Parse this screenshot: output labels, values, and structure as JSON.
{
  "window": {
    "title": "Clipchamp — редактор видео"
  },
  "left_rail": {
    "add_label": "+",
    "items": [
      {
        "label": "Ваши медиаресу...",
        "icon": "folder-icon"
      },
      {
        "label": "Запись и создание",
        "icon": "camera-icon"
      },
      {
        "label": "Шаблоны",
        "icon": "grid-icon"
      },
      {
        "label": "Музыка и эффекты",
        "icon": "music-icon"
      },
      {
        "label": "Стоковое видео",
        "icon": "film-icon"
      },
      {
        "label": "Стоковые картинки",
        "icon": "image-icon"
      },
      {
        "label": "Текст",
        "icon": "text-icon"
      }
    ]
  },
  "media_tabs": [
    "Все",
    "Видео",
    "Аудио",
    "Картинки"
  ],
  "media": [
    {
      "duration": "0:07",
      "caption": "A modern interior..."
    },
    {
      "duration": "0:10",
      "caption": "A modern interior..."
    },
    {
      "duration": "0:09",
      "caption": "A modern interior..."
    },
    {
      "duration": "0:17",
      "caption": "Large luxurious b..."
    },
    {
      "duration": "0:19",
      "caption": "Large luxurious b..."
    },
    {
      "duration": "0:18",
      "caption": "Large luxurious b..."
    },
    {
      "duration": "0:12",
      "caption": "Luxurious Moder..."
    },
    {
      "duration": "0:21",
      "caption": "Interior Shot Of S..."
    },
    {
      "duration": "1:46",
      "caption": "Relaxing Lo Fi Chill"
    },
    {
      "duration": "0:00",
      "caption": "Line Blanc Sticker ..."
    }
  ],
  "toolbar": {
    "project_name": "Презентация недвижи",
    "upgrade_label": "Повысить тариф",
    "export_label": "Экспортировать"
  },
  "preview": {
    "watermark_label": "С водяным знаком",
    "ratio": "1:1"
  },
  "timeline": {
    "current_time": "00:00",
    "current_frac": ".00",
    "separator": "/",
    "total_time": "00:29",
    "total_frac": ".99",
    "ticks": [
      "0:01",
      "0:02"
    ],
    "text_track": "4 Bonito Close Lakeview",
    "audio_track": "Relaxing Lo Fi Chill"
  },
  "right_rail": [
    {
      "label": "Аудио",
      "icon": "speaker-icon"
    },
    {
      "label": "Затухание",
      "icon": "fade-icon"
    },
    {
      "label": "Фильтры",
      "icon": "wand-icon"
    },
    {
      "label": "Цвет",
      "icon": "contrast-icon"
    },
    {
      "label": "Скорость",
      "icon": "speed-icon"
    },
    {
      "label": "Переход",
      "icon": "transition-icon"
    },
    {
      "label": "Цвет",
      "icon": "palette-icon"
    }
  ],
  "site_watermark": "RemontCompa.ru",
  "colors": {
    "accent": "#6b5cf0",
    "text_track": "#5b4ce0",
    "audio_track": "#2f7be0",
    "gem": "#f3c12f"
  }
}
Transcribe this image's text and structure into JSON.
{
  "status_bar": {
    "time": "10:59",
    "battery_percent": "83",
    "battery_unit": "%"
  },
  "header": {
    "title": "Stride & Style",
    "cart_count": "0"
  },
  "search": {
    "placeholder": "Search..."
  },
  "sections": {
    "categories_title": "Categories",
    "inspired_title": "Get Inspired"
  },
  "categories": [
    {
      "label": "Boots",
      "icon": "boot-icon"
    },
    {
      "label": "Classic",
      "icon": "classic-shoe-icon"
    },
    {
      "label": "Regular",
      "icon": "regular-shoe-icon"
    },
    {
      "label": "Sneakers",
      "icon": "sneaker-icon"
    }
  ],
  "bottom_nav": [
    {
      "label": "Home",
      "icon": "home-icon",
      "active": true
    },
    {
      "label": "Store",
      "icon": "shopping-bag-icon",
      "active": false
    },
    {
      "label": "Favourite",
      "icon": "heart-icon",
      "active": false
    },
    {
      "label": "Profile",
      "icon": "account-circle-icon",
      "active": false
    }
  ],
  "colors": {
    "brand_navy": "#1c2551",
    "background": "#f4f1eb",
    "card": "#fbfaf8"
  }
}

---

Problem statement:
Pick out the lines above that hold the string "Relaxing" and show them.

Result of the exercise:
      "caption": "Relaxing Lo Fi Chill"
    "audio_track": "Relaxing Lo Fi Chill"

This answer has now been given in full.